“We deemed that people who work for human rights in any way are also working for peace,” said Maxim Schrogin, chair of the committee. “Judith and Ed gave individuals with disabilities and their families the right to live less restricted and more peaceful lives.” A bronze plaque inscribed with their names will be dedicated near a specially designated redwood tree at the Rotary Peace Grove in Berkeley’s Tilden Park.

Noting that she was gratified to receive the award, Heumann said that 15 percent of the world’s population has some form of disability. “Disability rights is about including all people in society and learning about each others’ differences — and accepting diversity.”

Both Heumann, who has used a wheelchair since she was a young child, and Roberts had polio. The Rotary Club has funded distribution of Salk and Sabin vaccines internationally for many years. “It’s beshert [ordained in heaven] that this club that has done so much against polio has chosen to honor two individuals who were victims of the disease,” said Schrogin.

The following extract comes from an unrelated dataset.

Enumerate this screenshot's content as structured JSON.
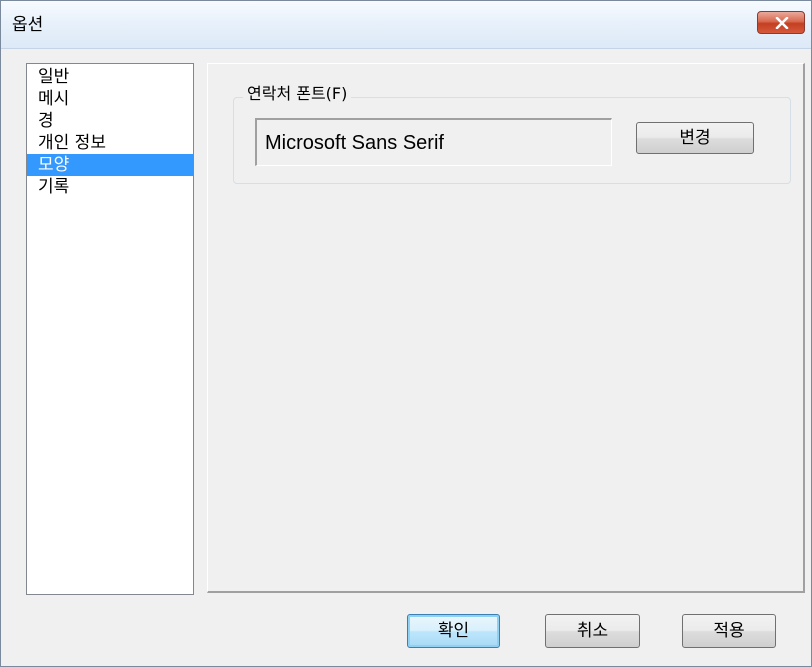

Heumann was formerly deputy director of Berkeley’s Center for Independent Living and was a member of Congregation Netivot Shalom. “From my perspective, part of my Jewishness is to create harmonious relationships and environments where people can live in peace and mutual respect,” Heumann said.


And the winner is …

Reva Salk

The competition was stiff at the opening of the Contemporary Jewish Museum’s “Project Mah Jongg” on July 13. In the mah jongg gallery (aka the Swig and Dinner Gallery), Reva Salk, who celebrated her 98th birthday that very day, bested her daughter Toby Salk by one tile to become winner of the first game to be played at the exhibit. The women got interested in the game by watching their respective moms play it. In fact, Toby, who teaches mah jongg, plays with a set belonging to her grandmother, Reva’s mom. Some 250 people attended the opening of the exhibit, which will continue until Oct. 28.


Short shorts

Board member Marci Glazer will step in as interim executive director at the Jewish Community Center of San Francisco when executive director Barry Finestone leaves the post on Aug. 14. Glazer has held leadership roles in both for-profit and not-for-profit organizations. “We are very fortunate indeed to be able to call upon someone who has at once such a knowledge of and depth of commitment to the JCCSF and its staff and programs,” said Warren S. Browner, board president. A search for a permanent executive director is ongoing … Alon Shalev, former longtime director of San Francisco Hillel,  is now executive director of the San Francisco and Western Region for American Jewish World Service (AJWS) … Alameda native Daniel Caspi, 34, now living in Chicago, was named to the Double Chai in the Chi: 36 Under 36 list of young Jewish movers and shakers in Chicago … Larkspur resident Michael Futterman has been named to the Tamalpais Union High School District Board.

by Suzan Berns

This columnist can be reached at [email protected]